Andrey Vlasov was well regarded as a commander and given an elite command. His ‘Shock’ army (an army equipped for assault) drove into German lines during a counteroffensive at Leningrad, but his requests for reinforcement or to be allowed to withdraw were refused. The ‘front line’ in Russia was often very much a theory, with vast areas lightly manned. This allowed Vlasov to get into a threatening position but there is no doubt he felt betrayed by Stalin.
This is of course in the context of the Soviet officer corps in 1942: the purges had just killed most senior commanders, and competent military leadership was in high demand. Vlasov could rightly feel slighted, and he eventually surrendered.
It took some time for Vlasov to become a collaborator. The Germans used many foreign ‘legions’ in the war against the USSR and Vlasov was obviously anti communist enough, and had enough faith in eventual German victory (which appeared very likely at least until January 1943) to guardedly accept command of a unit drawn from Red Army prisoners. This was kept without weapons as a sort of propaganda unit for a long time and Vlasov’s support was guarded as he demanded it become a real force.
The Germans eventually made Valsov’s unit into something effective but only in 1944 when they were desperate for men and were using many non-Germans, especially in occupation duty and to supress rebellions.

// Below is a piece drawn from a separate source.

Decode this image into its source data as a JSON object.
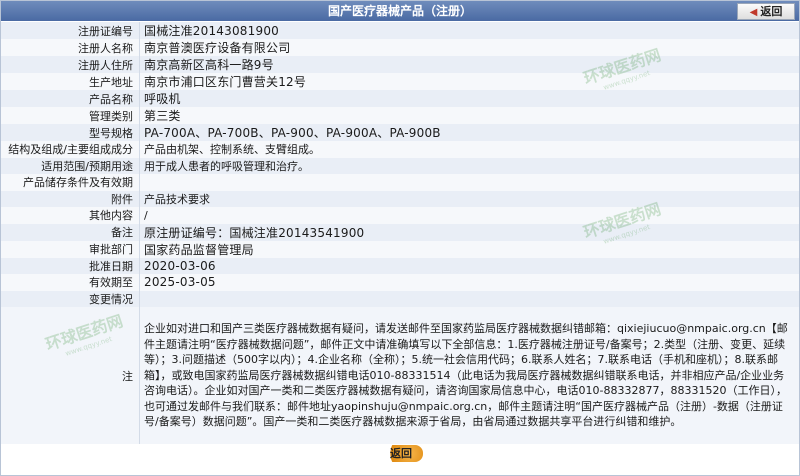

Vlasov’s troops were sent in the control Slovakia but the rebellion there, very late in the war, seemed quite capable of overwhelming the Nazi occupation. No doubt Vlasov and his commanders could see the hopelessness of their situation, possibly they had a genuine affinity with the Slovak insurgents. Also quite possibly having survived Stalin and German captivity (few Russians did), they were in no mood to be killed fighting the Slovaks and again ‘got with the winning team’.
(The monarchists in Russia are such an anachronism they in all likelihood have to latch on to anyone they can who looks even a bit sympathetic to their cause!)